▶ _Data in this exercise_:
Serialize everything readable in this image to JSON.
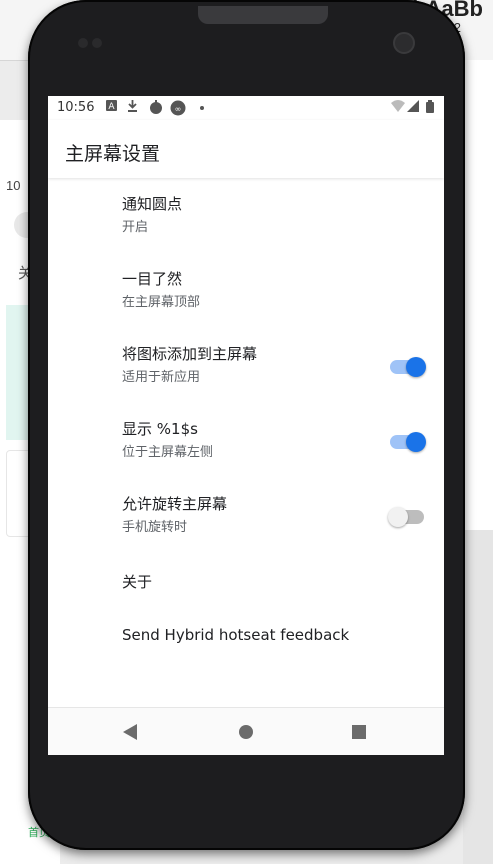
{
  "background": {
    "toolbar_text": "AaBbAaBb",
    "toolbar_num": "2",
    "time": "10",
    "char": "关",
    "home_label": "首页"
  },
  "statusbar": {
    "time": "10:56"
  },
  "appbar": {
    "title": "主屏幕设置"
  },
  "preferences": [
    {
      "title": "通知圆点",
      "summary": "开启"
    },
    {
      "title": "一目了然",
      "summary": "在主屏幕顶部"
    },
    {
      "title": "将图标添加到主屏幕",
      "summary": "适用于新应用",
      "switch": "on"
    },
    {
      "title": "显示 %1$s",
      "summary": "位于主屏幕左侧",
      "switch": "on"
    },
    {
      "title": "允许旋转主屏幕",
      "summary": "手机旋转时",
      "switch": "off"
    },
    {
      "title": "关于"
    },
    {
      "title": "Send Hybrid hotseat feedback"
    }
  ],
  "colors": {
    "switch_on": "#1a73e8",
    "switch_track_on": "#9fc3f7",
    "switch_off": "#f1f1f1"
  }
}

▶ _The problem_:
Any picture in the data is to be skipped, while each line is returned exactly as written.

▶ _Exercise solution_:
Serialize everything readable in this image to JSON.
{
  "background": {
    "toolbar_text": "AaBbAaBb",
    "toolbar_num": "2",
    "time": "10",
    "char": "关",
    "home_label": "首页"
  },
  "statusbar": {
    "time": "10:56"
  },
  "appbar": {
    "title": "主屏幕设置"
  },
  "preferences": [
    {
      "title": "通知圆点",
      "summary": "开启"
    },
    {
      "title": "一目了然",
      "summary": "在主屏幕顶部"
    },
    {
      "title": "将图标添加到主屏幕",
      "summary": "适用于新应用",
      "switch": "on"
    },
    {
      "title": "显示 %1$s",
      "summary": "位于主屏幕左侧",
      "switch": "on"
    },
    {
      "title": "允许旋转主屏幕",
      "summary": "手机旋转时",
      "switch": "off"
    },
    {
      "title": "关于"
    },
    {
      "title": "Send Hybrid hotseat feedback"
    }
  ],
  "colors": {
    "switch_on": "#1a73e8",
    "switch_track_on": "#9fc3f7",
    "switch_off": "#f1f1f1"
  }
}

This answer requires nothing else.